Although this reduction is admittedly simplistic, it is generally agreed that there were three key events that contributed to the historical formation of the modern worldview (e.g. Taylor 1989; 2003; Guignon 2004). The first and, arguably, the most significant one was the advent of modern science. From the perspective of the new science, the cosmos was no longer understood from a teleological angle, as a moral order of absolute ends, but as a valueless aggregate of quantifiable objects colliding with one another. The cosmos became, in the words of German sociologist Max Weber (1864–1920), “disenchanted,” a vast, all-encompassing machine that operates on the basis of fixed, law-like formulas. The vision of the scientist, on this account, is that of a disinterested observer who impartially collects data and formulates theories. Crucial to this method is the ability to abstract the subjective qualities that we give to things – such as beauty, meaning, purpose, and value – and to focus only on the objective qualities of things, that is, on those qualities that can be measured or quantified – such as mass, velocity, and location in a spatial–temporal coordinate system. On this view, anything in the natural world can now be objectified, examined from a perspective of cool detachment, as an object to be manipulated. This is an explicitly humanistic view, insofar as it revolves around the human being as the knowing “subject” who masters and controls “objects.” Weber summed up the aims of the new science by claiming that “there are no mysterious incalculable forces that come into play, but rather … one can, in principle, master all things by calculation. This means that the world becomes disenchanted” (1948, 139, my emphasis). Of course, on this view, human beings too can be regarded as quantifiable objects to be manipulated for specific purposes. And human behavior is no longer explained in terms of incalculable meanings or divine ends but in instrumental terms of causality, where every action and event is necessarily determined by a set of antecedent conditions.

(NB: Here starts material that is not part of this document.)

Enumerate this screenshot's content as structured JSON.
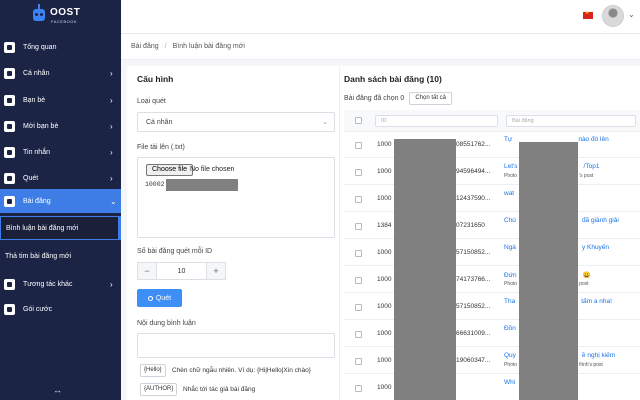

Many philosophers of the time regarded the scientific revolution positively. Not only did it liberate human beings from the superstitions and oppressive dogmas of the church; it also provided techniques for increasing our mastery over the natural world. But some philosophers expressed reservation. One of the earliest and most powerful expressions was provided by the proto-existentialist Blaise Pascal (1623–1662), who, although a brilliant physicist and mathematician in his own right, experienced this new mechanistic and deanimated world not with optimism, but with dread. In his Pensées of 1670, he offers a powerful description of a world stripped of any trace of divinity or overarching meaning:
With Pascal, we see the Janus face of modern science. On one hand, it frees human beings from the prejudices and superstitions of religion. On the other hand, this freedom leaves us abandoned and forlorn in a cold and meaningless universe.
A second important development in the formation of the modern worldview was the emergence of a new form of Christianity, Protestantism, which reconfigured the self by privileging the inner states of the soul. Although the emphasis on subjective inwardness...